Filter the records below for the word "percent". Keep each line that has it.
(Extracted information Opens)
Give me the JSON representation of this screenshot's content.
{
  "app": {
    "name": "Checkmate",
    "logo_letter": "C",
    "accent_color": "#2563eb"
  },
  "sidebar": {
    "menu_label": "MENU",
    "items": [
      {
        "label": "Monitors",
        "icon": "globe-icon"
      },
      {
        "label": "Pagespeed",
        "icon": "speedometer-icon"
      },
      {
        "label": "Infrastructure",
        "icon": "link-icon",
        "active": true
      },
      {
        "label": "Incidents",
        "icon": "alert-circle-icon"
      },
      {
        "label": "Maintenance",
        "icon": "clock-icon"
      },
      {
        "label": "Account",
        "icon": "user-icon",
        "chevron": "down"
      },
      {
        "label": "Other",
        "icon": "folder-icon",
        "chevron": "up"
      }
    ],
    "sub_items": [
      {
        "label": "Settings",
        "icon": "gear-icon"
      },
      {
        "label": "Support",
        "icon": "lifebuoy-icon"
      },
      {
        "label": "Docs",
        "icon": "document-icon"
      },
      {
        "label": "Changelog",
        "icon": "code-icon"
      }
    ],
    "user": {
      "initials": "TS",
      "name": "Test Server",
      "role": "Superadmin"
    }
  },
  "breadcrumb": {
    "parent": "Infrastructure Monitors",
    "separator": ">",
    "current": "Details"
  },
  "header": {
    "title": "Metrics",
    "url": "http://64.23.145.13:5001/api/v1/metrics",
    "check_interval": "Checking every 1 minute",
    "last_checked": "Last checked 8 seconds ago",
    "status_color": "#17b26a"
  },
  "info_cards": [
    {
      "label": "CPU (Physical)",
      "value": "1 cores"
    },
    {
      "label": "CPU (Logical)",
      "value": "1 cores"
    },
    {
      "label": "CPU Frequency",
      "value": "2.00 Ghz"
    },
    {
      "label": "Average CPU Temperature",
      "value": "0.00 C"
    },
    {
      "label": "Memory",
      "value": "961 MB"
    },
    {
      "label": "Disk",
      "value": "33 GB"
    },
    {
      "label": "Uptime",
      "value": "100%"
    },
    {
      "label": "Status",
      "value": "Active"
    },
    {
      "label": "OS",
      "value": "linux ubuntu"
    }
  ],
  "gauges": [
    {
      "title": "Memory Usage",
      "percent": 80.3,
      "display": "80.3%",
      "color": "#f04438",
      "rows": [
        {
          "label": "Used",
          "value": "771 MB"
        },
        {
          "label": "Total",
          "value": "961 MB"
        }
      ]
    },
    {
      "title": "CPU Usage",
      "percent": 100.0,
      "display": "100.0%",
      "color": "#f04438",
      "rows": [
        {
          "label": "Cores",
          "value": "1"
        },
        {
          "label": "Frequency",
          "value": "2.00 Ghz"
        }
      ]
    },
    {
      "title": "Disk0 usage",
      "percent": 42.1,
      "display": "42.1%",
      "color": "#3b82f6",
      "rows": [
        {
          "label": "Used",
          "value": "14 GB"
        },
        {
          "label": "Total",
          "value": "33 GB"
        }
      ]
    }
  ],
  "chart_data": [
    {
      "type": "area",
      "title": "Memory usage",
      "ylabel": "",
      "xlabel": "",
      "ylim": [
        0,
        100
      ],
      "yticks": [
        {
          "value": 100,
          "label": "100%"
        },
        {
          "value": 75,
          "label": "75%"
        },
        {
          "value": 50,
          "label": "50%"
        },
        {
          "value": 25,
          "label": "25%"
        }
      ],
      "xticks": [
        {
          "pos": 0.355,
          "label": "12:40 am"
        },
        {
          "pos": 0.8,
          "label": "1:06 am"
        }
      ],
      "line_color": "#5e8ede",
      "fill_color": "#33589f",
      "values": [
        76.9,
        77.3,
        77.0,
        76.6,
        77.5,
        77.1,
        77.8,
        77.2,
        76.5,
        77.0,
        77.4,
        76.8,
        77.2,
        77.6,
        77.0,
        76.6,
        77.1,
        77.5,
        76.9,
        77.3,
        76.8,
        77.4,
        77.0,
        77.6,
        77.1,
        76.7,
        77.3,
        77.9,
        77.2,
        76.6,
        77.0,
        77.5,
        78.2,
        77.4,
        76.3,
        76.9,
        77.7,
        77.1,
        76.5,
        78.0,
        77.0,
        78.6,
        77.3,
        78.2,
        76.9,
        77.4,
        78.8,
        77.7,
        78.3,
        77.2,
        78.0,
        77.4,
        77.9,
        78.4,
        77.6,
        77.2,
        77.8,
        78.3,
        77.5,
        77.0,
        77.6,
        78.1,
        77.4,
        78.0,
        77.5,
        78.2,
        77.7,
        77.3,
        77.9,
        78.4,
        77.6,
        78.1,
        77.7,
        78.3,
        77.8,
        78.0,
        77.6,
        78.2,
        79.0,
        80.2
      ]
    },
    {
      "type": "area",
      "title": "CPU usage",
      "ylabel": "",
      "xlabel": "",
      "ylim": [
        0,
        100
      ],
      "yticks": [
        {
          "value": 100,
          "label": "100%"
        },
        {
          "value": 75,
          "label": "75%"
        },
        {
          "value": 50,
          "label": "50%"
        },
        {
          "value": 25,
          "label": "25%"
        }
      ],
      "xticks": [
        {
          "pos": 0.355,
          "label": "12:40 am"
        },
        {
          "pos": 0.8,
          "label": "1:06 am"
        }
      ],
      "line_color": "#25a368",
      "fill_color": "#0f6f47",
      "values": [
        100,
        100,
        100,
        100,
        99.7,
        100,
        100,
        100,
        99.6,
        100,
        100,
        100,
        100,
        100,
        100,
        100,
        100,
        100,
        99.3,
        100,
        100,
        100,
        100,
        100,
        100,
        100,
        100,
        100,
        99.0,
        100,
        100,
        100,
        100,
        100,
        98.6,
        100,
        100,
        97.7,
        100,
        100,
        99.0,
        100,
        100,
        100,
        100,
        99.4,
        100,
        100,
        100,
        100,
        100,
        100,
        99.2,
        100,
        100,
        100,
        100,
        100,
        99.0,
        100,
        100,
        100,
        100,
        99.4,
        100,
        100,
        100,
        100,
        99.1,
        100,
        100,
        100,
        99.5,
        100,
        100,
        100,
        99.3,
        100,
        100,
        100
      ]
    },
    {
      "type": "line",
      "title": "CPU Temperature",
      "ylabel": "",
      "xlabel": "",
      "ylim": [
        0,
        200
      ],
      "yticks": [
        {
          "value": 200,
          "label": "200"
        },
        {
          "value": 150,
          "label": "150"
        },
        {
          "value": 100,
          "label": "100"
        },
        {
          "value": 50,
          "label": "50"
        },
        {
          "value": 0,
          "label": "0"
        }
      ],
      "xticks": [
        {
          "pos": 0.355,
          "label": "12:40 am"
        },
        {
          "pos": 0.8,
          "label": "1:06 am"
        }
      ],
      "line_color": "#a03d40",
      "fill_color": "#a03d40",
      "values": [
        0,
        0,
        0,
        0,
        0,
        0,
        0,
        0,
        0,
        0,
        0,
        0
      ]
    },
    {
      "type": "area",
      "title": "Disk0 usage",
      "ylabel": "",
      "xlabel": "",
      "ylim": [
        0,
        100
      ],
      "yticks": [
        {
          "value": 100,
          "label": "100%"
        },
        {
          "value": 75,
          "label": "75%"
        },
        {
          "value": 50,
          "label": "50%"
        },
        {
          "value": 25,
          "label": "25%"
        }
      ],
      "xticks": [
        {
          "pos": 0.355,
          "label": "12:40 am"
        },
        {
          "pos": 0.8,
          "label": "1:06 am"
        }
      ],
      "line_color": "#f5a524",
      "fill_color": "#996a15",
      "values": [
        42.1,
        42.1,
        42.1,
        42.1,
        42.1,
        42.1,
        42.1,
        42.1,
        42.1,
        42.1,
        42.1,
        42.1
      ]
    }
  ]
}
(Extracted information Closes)
Task result -
      "percent": 80.3,
      "percent": 100.0,
      "percent": 42.1,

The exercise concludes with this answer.